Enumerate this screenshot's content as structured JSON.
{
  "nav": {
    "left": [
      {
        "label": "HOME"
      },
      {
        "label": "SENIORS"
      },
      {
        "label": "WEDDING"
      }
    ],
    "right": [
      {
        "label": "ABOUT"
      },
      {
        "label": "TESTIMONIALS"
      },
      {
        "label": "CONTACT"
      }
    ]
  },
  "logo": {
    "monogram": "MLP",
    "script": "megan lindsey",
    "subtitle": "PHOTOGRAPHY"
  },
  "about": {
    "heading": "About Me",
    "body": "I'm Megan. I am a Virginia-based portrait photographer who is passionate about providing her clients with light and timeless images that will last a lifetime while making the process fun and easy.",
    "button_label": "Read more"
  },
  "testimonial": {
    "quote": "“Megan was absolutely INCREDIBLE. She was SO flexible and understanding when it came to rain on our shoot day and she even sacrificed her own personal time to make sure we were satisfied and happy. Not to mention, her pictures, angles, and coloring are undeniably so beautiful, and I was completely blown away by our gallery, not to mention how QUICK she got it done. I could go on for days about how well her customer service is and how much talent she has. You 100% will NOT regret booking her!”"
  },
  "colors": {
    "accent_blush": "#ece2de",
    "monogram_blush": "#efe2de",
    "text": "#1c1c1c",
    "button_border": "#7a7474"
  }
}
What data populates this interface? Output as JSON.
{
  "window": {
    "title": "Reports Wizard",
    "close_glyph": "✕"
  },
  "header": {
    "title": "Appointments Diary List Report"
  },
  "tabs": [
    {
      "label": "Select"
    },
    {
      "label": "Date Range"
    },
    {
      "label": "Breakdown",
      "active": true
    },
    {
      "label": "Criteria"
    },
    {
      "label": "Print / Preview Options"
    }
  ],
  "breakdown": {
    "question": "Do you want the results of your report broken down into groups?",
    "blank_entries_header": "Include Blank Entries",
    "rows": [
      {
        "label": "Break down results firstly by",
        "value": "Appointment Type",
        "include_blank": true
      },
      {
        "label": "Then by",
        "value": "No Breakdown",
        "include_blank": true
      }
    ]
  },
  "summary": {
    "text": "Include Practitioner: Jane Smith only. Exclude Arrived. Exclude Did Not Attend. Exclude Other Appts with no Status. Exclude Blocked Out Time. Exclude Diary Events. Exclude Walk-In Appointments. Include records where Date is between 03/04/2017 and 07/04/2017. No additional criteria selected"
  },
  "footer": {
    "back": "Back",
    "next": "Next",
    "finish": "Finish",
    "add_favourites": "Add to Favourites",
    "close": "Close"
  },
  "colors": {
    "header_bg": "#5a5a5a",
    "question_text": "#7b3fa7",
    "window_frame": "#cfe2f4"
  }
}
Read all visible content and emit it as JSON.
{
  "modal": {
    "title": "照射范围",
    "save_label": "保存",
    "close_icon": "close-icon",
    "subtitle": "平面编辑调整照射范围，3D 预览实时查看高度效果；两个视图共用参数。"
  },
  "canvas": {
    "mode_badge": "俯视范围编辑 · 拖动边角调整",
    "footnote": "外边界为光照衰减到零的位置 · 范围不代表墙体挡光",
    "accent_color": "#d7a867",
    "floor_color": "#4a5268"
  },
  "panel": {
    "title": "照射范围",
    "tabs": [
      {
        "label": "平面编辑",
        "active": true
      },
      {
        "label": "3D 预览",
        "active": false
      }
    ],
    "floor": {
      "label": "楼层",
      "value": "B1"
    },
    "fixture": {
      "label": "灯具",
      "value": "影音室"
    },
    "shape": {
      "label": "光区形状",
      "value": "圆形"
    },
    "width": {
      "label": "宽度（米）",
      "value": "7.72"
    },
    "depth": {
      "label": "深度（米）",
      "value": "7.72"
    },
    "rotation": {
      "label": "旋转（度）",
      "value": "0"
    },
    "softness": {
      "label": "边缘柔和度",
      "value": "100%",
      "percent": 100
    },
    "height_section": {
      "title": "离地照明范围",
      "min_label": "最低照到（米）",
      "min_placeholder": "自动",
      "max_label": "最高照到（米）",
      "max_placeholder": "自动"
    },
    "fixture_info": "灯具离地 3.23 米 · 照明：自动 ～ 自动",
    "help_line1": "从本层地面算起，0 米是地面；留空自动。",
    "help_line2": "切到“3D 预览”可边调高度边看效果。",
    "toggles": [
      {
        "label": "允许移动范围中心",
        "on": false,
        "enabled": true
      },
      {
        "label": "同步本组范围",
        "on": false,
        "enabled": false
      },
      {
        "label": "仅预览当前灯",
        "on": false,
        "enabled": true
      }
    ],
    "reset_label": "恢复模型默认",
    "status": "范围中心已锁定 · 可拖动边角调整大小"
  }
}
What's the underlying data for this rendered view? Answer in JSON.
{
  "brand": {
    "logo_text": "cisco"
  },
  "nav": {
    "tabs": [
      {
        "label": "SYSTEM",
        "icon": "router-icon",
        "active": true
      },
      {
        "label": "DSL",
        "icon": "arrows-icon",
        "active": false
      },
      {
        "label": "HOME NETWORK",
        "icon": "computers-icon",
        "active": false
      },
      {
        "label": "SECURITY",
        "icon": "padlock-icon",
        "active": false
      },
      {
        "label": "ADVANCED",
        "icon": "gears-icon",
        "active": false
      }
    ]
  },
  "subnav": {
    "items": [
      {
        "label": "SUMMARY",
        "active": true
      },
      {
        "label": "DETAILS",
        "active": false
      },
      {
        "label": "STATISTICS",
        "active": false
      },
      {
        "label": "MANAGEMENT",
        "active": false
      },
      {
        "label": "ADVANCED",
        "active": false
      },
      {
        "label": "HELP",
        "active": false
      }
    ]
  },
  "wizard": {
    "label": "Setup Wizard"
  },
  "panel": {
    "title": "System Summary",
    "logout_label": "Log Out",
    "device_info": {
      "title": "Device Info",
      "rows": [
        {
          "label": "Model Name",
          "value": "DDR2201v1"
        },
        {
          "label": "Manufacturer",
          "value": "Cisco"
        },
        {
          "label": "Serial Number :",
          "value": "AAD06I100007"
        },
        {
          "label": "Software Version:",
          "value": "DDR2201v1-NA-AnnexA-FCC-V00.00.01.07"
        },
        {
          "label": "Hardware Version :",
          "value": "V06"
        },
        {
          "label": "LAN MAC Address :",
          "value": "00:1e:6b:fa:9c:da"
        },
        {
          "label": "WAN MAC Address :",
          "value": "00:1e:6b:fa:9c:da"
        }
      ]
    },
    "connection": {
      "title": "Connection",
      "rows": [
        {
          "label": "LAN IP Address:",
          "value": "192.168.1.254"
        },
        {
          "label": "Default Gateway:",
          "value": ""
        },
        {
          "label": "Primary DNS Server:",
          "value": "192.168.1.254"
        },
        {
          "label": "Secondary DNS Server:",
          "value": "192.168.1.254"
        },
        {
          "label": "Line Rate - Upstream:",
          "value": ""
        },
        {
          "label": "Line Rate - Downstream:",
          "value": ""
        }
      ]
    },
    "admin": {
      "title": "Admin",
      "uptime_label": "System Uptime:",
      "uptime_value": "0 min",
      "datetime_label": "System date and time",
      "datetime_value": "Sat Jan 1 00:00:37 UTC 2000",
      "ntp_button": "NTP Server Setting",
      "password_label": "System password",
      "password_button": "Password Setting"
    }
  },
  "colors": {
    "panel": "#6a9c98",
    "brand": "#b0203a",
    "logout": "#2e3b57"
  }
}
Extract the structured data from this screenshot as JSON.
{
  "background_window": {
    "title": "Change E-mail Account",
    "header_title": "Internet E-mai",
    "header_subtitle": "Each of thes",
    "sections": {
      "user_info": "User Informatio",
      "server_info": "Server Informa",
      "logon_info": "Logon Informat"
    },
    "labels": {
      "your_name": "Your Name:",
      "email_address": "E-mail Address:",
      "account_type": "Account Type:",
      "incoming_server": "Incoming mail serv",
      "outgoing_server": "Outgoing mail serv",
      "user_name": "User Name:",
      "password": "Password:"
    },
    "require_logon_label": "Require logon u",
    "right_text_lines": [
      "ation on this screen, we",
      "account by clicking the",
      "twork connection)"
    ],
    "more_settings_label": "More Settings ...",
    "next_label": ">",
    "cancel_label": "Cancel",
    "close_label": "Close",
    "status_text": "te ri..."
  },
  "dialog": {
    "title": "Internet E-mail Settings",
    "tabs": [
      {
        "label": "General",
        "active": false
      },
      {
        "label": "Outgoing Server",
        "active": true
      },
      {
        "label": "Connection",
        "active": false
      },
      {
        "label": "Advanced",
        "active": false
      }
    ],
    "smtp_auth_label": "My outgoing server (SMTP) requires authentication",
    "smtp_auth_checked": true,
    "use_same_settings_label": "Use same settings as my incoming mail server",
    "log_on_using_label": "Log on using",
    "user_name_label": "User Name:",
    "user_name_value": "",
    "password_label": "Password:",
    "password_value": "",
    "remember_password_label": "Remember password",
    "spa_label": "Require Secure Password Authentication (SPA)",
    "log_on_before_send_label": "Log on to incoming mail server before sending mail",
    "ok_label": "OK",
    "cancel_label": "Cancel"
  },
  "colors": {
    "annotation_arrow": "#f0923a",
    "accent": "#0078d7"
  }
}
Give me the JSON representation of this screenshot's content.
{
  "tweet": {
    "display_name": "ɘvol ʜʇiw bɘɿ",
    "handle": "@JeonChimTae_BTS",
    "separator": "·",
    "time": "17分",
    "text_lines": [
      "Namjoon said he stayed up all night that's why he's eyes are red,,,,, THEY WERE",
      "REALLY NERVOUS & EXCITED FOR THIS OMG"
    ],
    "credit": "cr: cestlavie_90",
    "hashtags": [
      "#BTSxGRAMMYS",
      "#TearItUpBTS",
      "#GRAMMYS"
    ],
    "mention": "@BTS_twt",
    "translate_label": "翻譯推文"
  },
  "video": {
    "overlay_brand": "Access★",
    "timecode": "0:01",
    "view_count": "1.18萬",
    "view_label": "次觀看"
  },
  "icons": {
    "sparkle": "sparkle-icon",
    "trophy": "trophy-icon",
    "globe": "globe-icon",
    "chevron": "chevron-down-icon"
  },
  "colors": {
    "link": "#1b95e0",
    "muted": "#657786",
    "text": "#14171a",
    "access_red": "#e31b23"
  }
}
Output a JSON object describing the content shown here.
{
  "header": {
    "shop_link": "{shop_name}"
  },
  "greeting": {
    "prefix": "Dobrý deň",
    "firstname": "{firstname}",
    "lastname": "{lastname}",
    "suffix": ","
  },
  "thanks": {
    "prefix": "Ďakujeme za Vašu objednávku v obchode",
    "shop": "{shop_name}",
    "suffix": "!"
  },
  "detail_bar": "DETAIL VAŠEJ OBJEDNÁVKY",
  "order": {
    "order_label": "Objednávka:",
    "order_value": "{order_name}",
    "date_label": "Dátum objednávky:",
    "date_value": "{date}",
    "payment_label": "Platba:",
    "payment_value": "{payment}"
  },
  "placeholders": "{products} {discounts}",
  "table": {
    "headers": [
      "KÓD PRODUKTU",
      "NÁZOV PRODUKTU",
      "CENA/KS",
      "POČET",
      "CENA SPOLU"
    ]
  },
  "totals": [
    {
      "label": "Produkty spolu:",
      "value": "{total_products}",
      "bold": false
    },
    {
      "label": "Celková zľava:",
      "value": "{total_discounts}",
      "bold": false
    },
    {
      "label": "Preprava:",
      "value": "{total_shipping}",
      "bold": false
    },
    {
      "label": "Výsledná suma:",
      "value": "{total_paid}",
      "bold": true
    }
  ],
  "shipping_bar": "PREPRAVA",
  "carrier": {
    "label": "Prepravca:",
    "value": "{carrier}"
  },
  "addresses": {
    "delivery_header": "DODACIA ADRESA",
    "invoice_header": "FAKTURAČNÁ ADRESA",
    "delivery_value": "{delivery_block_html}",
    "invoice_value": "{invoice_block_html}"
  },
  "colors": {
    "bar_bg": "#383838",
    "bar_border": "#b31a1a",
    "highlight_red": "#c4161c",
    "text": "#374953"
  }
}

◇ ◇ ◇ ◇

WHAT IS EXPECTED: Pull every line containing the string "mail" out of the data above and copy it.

ANSWER TO THIS EXERCISE:
    "title": "Change E-mail Account",
      "email_address": "E-mail Address:",
      "incoming_server": "Incoming mail serv",
      "outgoing_server": "Outgoing mail serv",
    "title": "Internet E-mail Settings",
    "use_same_settings_label": "Use same settings as my incoming mail server",
    "log_on_before_send_label": "Log on to incoming mail server before sending mail",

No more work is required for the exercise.